Stories of Italians over 100 years old who overcame coronavirus infections, in one of the world’s hardest-hit countries, are bolstering the spirits of people in lockdown.
The stories of Italian centenarians who managed to defeat the coronavirus are garnering attention around the world. The over-100s have escaped the claws of a disease that kills thousands around the world every day, with an especially high pandemic death toll in their country.
The centenarian survivors lead normal lives in Italy’s cities, some with their families and some in nursing homes. They share a strong memory and the will to live a full life, even in its simplest forms.
These centenarians enjoy pleasures such as reading the newspaper, taking leisurely neighborhood walks, eating meals with family, or following sports competitions.
Italian newspaper Corriere Della Sera shared some of the centenarian survivors’ eventful life stories.
Alberto Bellucci (101) fought in the Second World War. Bellucci was captured twice by German forces but managed to escape. Two weeks ago, he faced down another enemy, the novel coronavirus, and managed to defeat it after spending two weeks at the hospital in the coastal city of Rimini.
Ada Zanoso, who will be 104 years old on August 16 and lives in a nursing home in Pella, near Turin, looks as skinny as “the wren but still, the strongest,” and her memory remains sharp.
Zanoso was featured in international media after she was infected with COVID-19 in early March and recovered after nearly two weeks of hospitalization. Her children say the secret to her long life is “her beautiful character and strong will” and her persistence in reading and reciting prayers.
Despite her old age, Italica Grondona (102) is still passionate about rock music and enjoys sports competitions. One of her grandchildren said that she “always liked dancing and is passionate about sports and watches everything on TV, from motorbikes to cars, from artistic gymnastics to snowboarding, but she does not like football.”

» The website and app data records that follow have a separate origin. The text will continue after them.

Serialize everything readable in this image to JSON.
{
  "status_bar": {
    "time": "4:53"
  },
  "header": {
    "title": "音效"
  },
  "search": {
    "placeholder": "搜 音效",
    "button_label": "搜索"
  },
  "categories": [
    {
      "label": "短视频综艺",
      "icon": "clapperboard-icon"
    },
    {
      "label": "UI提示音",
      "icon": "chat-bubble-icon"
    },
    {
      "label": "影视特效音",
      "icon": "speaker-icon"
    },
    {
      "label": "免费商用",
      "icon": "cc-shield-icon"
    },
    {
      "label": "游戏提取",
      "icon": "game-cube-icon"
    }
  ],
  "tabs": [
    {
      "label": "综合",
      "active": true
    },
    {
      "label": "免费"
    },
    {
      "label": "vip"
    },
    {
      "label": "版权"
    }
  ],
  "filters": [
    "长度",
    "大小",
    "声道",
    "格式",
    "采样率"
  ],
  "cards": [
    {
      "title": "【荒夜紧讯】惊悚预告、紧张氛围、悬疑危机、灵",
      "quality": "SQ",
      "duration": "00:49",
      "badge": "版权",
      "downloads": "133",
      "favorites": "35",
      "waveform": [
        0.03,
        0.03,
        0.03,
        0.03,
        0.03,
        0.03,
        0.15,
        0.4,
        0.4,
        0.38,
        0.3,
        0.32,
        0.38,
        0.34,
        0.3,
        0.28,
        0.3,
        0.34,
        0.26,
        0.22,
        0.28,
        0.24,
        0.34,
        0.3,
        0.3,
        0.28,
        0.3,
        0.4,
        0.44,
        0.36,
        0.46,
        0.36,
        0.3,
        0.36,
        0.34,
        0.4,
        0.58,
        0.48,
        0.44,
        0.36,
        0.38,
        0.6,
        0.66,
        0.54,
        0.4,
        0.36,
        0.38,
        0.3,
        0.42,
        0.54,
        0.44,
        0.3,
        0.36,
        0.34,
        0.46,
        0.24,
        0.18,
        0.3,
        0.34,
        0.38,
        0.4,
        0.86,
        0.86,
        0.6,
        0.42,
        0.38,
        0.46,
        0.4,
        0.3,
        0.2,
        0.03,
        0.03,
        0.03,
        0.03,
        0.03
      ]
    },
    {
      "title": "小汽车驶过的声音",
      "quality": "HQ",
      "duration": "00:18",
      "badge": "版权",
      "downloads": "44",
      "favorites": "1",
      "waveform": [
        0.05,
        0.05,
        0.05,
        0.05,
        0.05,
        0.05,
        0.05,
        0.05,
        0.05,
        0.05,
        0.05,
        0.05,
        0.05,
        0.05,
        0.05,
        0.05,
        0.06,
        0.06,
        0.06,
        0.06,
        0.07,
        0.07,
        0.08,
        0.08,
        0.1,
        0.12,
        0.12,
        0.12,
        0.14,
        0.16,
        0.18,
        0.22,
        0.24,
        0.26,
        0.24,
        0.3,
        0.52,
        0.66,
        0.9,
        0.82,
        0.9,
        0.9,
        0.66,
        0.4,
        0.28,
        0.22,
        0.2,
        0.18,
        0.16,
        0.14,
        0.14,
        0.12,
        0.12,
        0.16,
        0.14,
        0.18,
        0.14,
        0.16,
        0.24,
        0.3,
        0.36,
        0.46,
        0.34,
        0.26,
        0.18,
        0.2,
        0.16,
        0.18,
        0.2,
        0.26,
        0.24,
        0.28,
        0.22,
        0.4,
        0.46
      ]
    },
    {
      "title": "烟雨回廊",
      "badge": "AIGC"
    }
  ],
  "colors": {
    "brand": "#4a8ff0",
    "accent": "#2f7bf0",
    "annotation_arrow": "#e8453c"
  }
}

Grondona was admitted to the hospital in the northwestern city of Genoa in late February with heart problems and complications from diabetes, but tests revealed she was also infected with COVID-19.
Grondona recovered in one week and received significant attention when she left the hospital, not only when international television stations covered her story, but also when her favorite star, motorcycle champion Valentino Rossi, called her to ask about her condition.
In the city of Cremona, Michelangelo Scotella (97) looks forward to continuing his full life, going to newspaper stores, shopping, and cooking, after recovering from the effects of COVID-19 approximately two weeks ago.
Cremona is located in the province of Lombardy, which is one of the regions most affected by the coronavirus.
Scotella worked in Santa Giurgia–a small town in the Reggio Calabria region of southern Italy–and was also a naval officer. Scotella spends his time reading and watching television.
Following stories of Italians who have lived past 100 years and defeated the new coronavirus can give people living in pandemic-era uncertainty strength and hope for a better future.
This can be achieved if people across the world show solidarity and follow all prescribed health measures and legal containment guidelines, staying inside, wearing face masks in public, and properly washing their hands.